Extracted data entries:
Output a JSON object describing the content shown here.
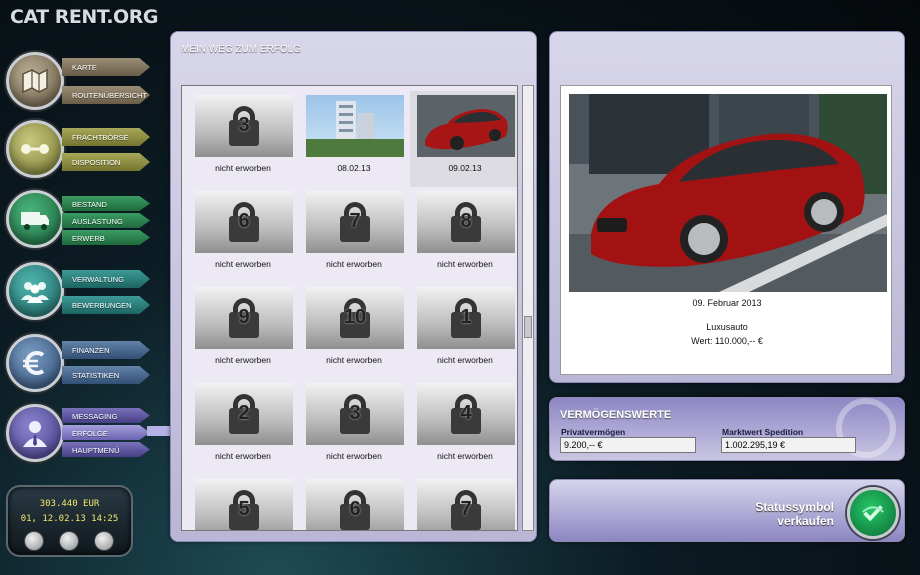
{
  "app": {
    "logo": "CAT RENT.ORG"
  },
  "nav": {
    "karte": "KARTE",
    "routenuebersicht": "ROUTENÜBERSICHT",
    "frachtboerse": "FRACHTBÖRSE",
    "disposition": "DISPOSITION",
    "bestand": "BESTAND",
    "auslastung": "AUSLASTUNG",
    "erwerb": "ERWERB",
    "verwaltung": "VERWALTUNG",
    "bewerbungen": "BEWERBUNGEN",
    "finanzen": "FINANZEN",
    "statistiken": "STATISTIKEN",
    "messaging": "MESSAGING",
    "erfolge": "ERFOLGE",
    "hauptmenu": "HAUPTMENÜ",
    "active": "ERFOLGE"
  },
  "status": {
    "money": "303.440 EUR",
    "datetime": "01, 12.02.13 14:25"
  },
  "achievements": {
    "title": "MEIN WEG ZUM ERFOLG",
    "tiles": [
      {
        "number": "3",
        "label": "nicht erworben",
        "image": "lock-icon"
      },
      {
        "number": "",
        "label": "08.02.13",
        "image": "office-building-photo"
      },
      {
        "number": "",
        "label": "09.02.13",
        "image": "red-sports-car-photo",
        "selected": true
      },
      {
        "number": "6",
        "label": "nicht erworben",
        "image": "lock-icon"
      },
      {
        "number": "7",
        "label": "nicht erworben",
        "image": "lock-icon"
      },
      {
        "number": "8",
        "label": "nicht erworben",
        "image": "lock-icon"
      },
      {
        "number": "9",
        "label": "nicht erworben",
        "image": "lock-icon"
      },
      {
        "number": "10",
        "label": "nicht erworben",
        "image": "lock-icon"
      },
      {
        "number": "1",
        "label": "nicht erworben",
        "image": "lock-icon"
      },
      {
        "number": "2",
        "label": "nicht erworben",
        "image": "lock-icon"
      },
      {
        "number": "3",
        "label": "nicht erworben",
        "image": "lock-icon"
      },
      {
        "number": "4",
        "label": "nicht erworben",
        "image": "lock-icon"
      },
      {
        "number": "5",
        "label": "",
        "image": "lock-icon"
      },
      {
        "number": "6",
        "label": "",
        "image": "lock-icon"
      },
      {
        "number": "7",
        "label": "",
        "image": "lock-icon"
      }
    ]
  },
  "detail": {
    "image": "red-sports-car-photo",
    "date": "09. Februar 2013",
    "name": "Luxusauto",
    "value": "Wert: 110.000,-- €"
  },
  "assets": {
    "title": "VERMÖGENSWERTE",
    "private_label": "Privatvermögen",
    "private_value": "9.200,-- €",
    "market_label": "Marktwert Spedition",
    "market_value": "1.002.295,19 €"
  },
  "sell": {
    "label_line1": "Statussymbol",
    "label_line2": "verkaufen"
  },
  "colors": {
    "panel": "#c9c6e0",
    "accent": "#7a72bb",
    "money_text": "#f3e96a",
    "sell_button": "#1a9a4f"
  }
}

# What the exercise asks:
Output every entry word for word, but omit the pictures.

# Task response:
Output a JSON object describing the content shown here.
{
  "app": {
    "logo": "CAT RENT.ORG"
  },
  "nav": {
    "karte": "KARTE",
    "routenuebersicht": "ROUTENÜBERSICHT",
    "frachtboerse": "FRACHTBÖRSE",
    "disposition": "DISPOSITION",
    "bestand": "BESTAND",
    "auslastung": "AUSLASTUNG",
    "erwerb": "ERWERB",
    "verwaltung": "VERWALTUNG",
    "bewerbungen": "BEWERBUNGEN",
    "finanzen": "FINANZEN",
    "statistiken": "STATISTIKEN",
    "messaging": "MESSAGING",
    "erfolge": "ERFOLGE",
    "hauptmenu": "HAUPTMENÜ",
    "active": "ERFOLGE"
  },
  "status": {
    "money": "303.440 EUR",
    "datetime": "01, 12.02.13 14:25"
  },
  "achievements": {
    "title": "MEIN WEG ZUM ERFOLG",
    "tiles": [
      {
        "number": "3",
        "label": "nicht erworben",
        "image": "lock-icon"
      },
      {
        "number": "",
        "label": "08.02.13",
        "image": "office-building-photo"
      },
      {
        "number": "",
        "label": "09.02.13",
        "image": "red-sports-car-photo",
        "selected": true
      },
      {
        "number": "6",
        "label": "nicht erworben",
        "image": "lock-icon"
      },
      {
        "number": "7",
        "label": "nicht erworben",
        "image": "lock-icon"
      },
      {
        "number": "8",
        "label": "nicht erworben",
        "image": "lock-icon"
      },
      {
        "number": "9",
        "label": "nicht erworben",
        "image": "lock-icon"
      },
      {
        "number": "10",
        "label": "nicht erworben",
        "image": "lock-icon"
      },
      {
        "number": "1",
        "label": "nicht erworben",
        "image": "lock-icon"
      },
      {
        "number": "2",
        "label": "nicht erworben",
        "image": "lock-icon"
      },
      {
        "number": "3",
        "label": "nicht erworben",
        "image": "lock-icon"
      },
      {
        "number": "4",
        "label": "nicht erworben",
        "image": "lock-icon"
      },
      {
        "number": "5",
        "label": "",
        "image": "lock-icon"
      },
      {
        "number": "6",
        "label": "",
        "image": "lock-icon"
      },
      {
        "number": "7",
        "label": "",
        "image": "lock-icon"
      }
    ]
  },
  "detail": {
    "image": "red-sports-car-photo",
    "date": "09. Februar 2013",
    "name": "Luxusauto",
    "value": "Wert: 110.000,-- €"
  },
  "assets": {
    "title": "VERMÖGENSWERTE",
    "private_label": "Privatvermögen",
    "private_value": "9.200,-- €",
    "market_label": "Marktwert Spedition",
    "market_value": "1.002.295,19 €"
  },
  "sell": {
    "label_line1": "Statussymbol",
    "label_line2": "verkaufen"
  },
  "colors": {
    "panel": "#c9c6e0",
    "accent": "#7a72bb",
    "money_text": "#f3e96a",
    "sell_button": "#1a9a4f"
  }
}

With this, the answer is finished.